Can you waive child support arrears in Florida, and can child support be waived if both parties agree? The general rule according to case law is that: “A child’s right to support may not be waived by a parent, see Strickland v. Strickland, 344 So. 2d 931 (Fla. 2d DCA 1977), nor may that right be contracted away”, see Finch v. Finch, 640 So. 2d 1243 (Fla. 5th DCA 1994). Usually, family law courts believe that child support cannot be contracted away. Wilkes v. Wilkes, 768 So. 2d 1150 (Fla. 2d DCA 2000). Florida child support is intended to provide for the needs and necessities of minor children. The statutory guidelines describe in great detail the reasons for awarding child support in Florida and provide the numerical amount of support required based on the incomes of both parents. Other factors may apply such as daycare costs, health insurance, the number of overnights the parents spend with their children, etc. This brings us to whether child support arrears can be waived in Florida. Just because you have equal timesharing, does not mean child support is waived. Call 407-335-8113 to speak with Jacobs Law Firm about your child support case.

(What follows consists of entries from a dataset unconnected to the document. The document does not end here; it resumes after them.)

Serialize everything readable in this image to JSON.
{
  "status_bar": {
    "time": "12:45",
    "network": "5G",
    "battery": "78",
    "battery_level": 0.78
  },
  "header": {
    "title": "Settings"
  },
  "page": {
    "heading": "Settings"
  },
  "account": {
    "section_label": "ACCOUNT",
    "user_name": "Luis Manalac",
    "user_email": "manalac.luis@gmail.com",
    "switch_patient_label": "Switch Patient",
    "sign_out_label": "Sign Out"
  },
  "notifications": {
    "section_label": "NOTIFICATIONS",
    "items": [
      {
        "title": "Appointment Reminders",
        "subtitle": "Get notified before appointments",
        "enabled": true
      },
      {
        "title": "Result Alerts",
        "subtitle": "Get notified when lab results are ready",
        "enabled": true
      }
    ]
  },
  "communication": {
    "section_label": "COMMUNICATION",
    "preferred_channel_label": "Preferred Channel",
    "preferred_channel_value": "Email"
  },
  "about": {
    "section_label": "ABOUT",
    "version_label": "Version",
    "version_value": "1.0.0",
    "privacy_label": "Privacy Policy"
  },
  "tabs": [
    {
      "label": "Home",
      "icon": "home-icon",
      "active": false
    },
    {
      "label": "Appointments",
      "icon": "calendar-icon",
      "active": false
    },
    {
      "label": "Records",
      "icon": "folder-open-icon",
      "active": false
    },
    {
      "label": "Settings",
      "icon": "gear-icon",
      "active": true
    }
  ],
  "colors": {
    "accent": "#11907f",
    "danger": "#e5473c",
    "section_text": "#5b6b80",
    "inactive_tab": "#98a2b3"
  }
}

Can child support be waived if both parties agree? Both parties are welcome to agree to waive child support arrears in Florida, but there is no guarantee the child support hearing officer, or the circuit court family law judge will affirm. As you read above, and have likely researched, child support in Florida is intended to provide for a minor child to help them survive, flourish, not be relegated into poverty. The court is not beholden to consider the best interests of the parents in calculating child support, rather, the court’s primary touchstone is whether the minor child is supported, protected, and living in a secure environment. That means the hearing officer, and the circuit court judge have the (generally speaking) authority to override parents’ agreements to waive support. A waiver of child support can be determined not to be in a child’s best interests. The best interests of the children, not the best interests of the payor, are what the court considers first and foremost. If the amount to be paid is de minimis, or less than a certain amount ($50), a judge might agree to the parties paying no child support until or unless there is a substantial change in circumstances.
If you are seeking to waive child support arrears in Florida, it is likely you have arrived at that decision based on some common scenarios. One common situation is where a parent has their rights voluntarily terminated to allow for their child to be adopted by another parent. A child must have two parents in our state. This is often done in exchange for a revocation of any past due child support owing. Another situation that may occur is when the parties are mediating their case and one parent agrees to have less timesharing (this may sound counterintuitive unless you have been in this situation personally) in exchange for a reduction or removal of their child support arrears.
We return to our original question; can child support be waived if both parties agree? The answer is complicated. The court is not obligated to waive child support arrears in Florida or ongoing child support, though it is not necessarily going to disagree with that decision under certain limited circumstances. The ultimate question is what is in the best interests of the children? Call an Orlando child support lawyer today at 407-335-8113.